“The Bad Seed,” on the other hand, did nothing to derail the career of its director, Mervyn LeRoy. Perhaps it should have. A too-faithful translation of the 1954 hit Broadway play, it’s a film best consigned to legend and not actually watched, unless, of course, as the first part of this double bill with “We Need to Talk About Kevin.” LeRoy was the ’50s king of Broadway adaptations, with “The Bad Seed” following “Mister Roberts” and leading into his translation of “No Time for Sergeants.” His best work helming Warner Brother’s Pre-Code quickies was 25 years behind him, not to mention a guest shot at the “Wizard of Oz.” LeRoy brought very little to the “The Bad Seed.” Most of the cast of the play were imported to LeRoy’s set, and most were still delivering their lines to the far balcony. LeRoy’s camera just got in the way.
And what lines they delivered! “The Bad Seed” is one long pulled punch.
Remember the ending of “Psycho” where all of the delicious crimes are explained away in a long exposition scene? This film is stuffed with what Orson Welles called “dollar-book Freud,” apparently necessary for 1950s audiences who could not – or would not – imagine a child who actually did enjoy pulling the wings off flies. Even Bosley Crowther, the arteriosclerotic film critic for the New York Times, called the movie out on its staginess and over-the-top acting — and this was in 1956. Sadly, the film isn’t really bad enough to be really good. With the exception of Patty McCormack’s trailblazing performance as Rhoda Tasker, the titular Bad Seed in question, all the other performances are mannered beyond belief. Henry Jones, in particular, must be signaled out for essaying the role of Leroy, the dimwitted proto-pervert maintenance man. Leroy has Rhoda’s number early on, but keeps forgetting to add it up correctly, until Rhoda demonstrates convincingly why children should not play with matches.
But, rejoice, fans of Hollywood tacked-on Hays Code endings. You will absolutely love the very end of this film, where the cast takes an actual curtain call (!) and demon Rhoda gets an actual spanking (!!) from a smiling mom. And all this after God smites Evil in just about that amount of time. Astonishing now, and I have to believe astonishing then. This is as complete an act of dramatic self-negation as ever appended to a Hollywood movie. When TCM junkies pine for the days of classic old Hollywood, movies like “The Bad Seed” do not help them make their case. “We Need to Talk About Kevin,” on the other hand, is a fully realized work of committed cinematic virtuosity, in the service of a story that many simply do not want to hear. It has the courage of its convictions, and in this era of focus-group-driven filmmaking, courage is more than enough.

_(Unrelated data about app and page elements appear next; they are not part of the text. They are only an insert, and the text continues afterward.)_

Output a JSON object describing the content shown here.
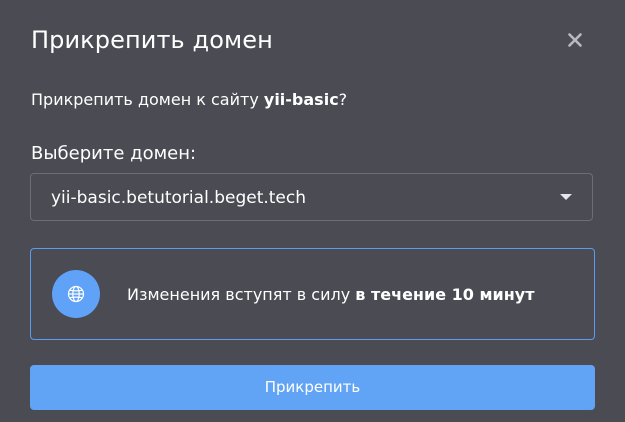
{
  "dialog": {
    "title": "Прикрепить домен",
    "close_icon": "close-icon",
    "question_prefix": "Прикрепить домен к сайту ",
    "site_name": "yii-basic",
    "question_suffix": "?",
    "select_label": "Выберите домен:",
    "selected_domain": "yii-basic.betutorial.beget.tech",
    "caret_icon": "chevron-down-icon",
    "notice": {
      "icon": "globe-icon",
      "text_prefix": "Изменения вступят в силу ",
      "text_bold": "в течение 10 минут"
    },
    "submit_label": "Прикрепить"
  },
  "colors": {
    "background": "#4a4b53",
    "accent": "#61a3f5",
    "notice_border": "#5b9bf2",
    "select_border": "#6c6d76",
    "text": "#ffffff"
  }
}
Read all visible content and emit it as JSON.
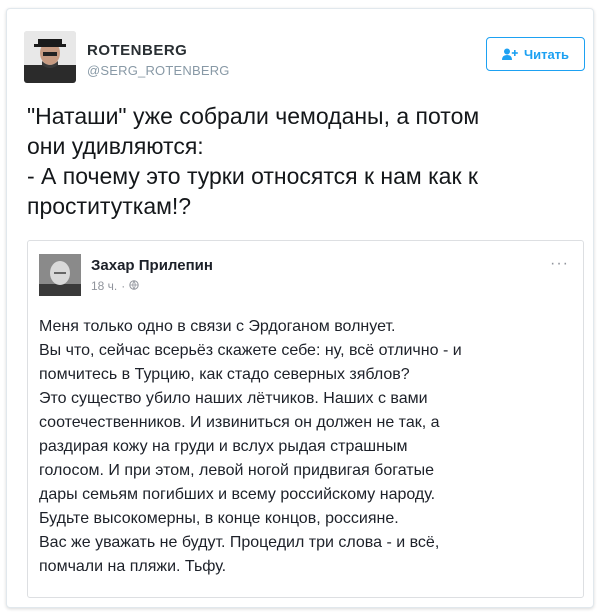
{
  "tweet": {
    "author_name": "ROTENBERG",
    "author_handle": "@SERG_ROTENBERG",
    "follow_label": "Читать",
    "text": "\"Наташи\" уже собрали чемоданы, а потом\nони удивляются:\n- А почему это турки относятся к нам как к\nпроституткам!?"
  },
  "quoted_post": {
    "author_name": "Захар Прилепин",
    "time": "18 ч.",
    "separator": "·",
    "privacy_icon": "globe-icon",
    "more_label": "···",
    "text": "Меня только одно в связи с Эрдоганом волнует.\nВы что, сейчас всерьёз скажете себе: ну, всё отлично - и\nпомчитесь в Турцию, как стадо северных зяблов?\nЭто существо убило наших лётчиков. Наших с вами\nсоотечественников. И извиниться он должен не так, а\nраздирая кожу на груди и вслух рыдая страшным\nголосом. И при этом, левой ногой придвигая богатые\nдары семьям погибших и всему российскому народу.\nБудьте высокомерны, в конце концов, россияне.\nВас же уважать не будут. Процедил три слова - и всё,\nпомчали на пляжи. Тьфу."
  },
  "colors": {
    "accent": "#1da1f2",
    "handle": "#8899a6",
    "text": "#14171a"
  }
}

Watching this double bill shows just how far we have come – on a journey we may not want to make.
Worst first-date movie of all time? I suggested “Star 80,” but perhaps you, dear readers, can help with other titles, and, perhaps, the saga of other disastrous movie dates. See you in the comments section!!